Anchorage struggles, along with the rest of the state, with low test-scores and achievement and a high dropout rate. Education Matters Inc. is the organization that will raise the bar, Anchorage Mayor Dan Sullivan says, so that high school graduates are competitive in the international workplace. Cheryl Frasca, the Executive Director of Education Matters and the Mayor’s former budget director, says the non-profit’s first project will focus on teachers.
“We’re in the process of designing a series of symposiums that will really examine what it means to be a great teacher. What are the characteristics of those teachers where students are performing so well. The Mayor’s talked a lot about Finland. And that’s one of the models that we are going to look at and we will be having a distinguished scholar from Finland who will be joining us in April for the first kick off symposium,” Frasca said.

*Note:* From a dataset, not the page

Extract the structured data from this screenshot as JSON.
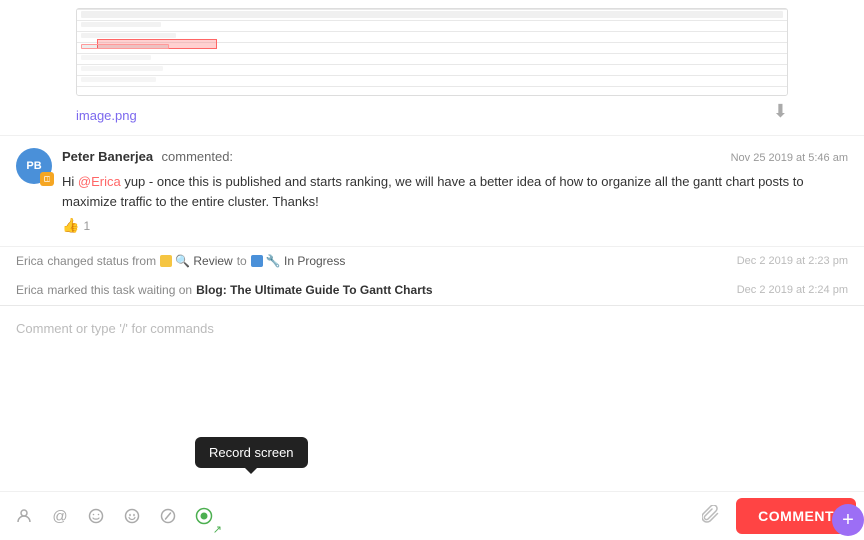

Finland is ranked number one in the world for Education. They improved their system largely by upgrading the status and training of their teachers. But it’s unclear exactly how the non-profit will partner with the Anchorage School District, educators and teachers unions to improve outcomes. Education Matters grew out of an education summit in 2011 and 2012, that brought together community members, educators and public officials to brainstorm ways to improve the district’s poor education outcomes.
“What constitutes a great teacher. How do you know when you have one? You know we want those that are producing great student performance – what are the nature of those teaching skills? And so that’s the first focus. And then the next will be looking at how do you then train, principal’s rolls, professional development and other aspects and then the third will be how do you design a program for Anchorage,” Frasca said.
Frasca says Education Matters also hopes to partner with the state to design new teacher training programs.
Mike Hanley is Commissioner for the Alaska Department of Education and Early Development. He says what happens with education in Alaska largest city will have a statewide impact.
“Making a difference in the lives of our kids is really…it can’t be done by just one person. It can’t be done by the state. And it can’t be done simply at a district or a city level. It really takes a group. So I am thrilled to be able to come alongside the vision that Mayor Sullivan has put forward for Anchorage students, which I feel will have a rippling effect outside of Anchorage and across the state,” Hanley said.
Andy Holleman is President of the Anchorage Education Association. He represents more than 3,500 Anchorage teachers. Hollman says so far, he likes much of what he hears about the new non-profit. He has questions though.
“Obviously to get people to qualify for that you have to compete. You have to compete in terms of work conditions, you have to compete in terms of the resources you offer people. You have to compete in salary,” Holleman said.
How will training and professional development be implemented throughout the district? And he’s also curious where, in a time of budget cuts, the money to pay for all the training will come from? Frasca says she’s starting off with $65,000 of funding, the remainder of the funds raised from the private sector to pay for the Mayor’s education summit. And she’ll be raising more money and putting a work plan together in the coming months.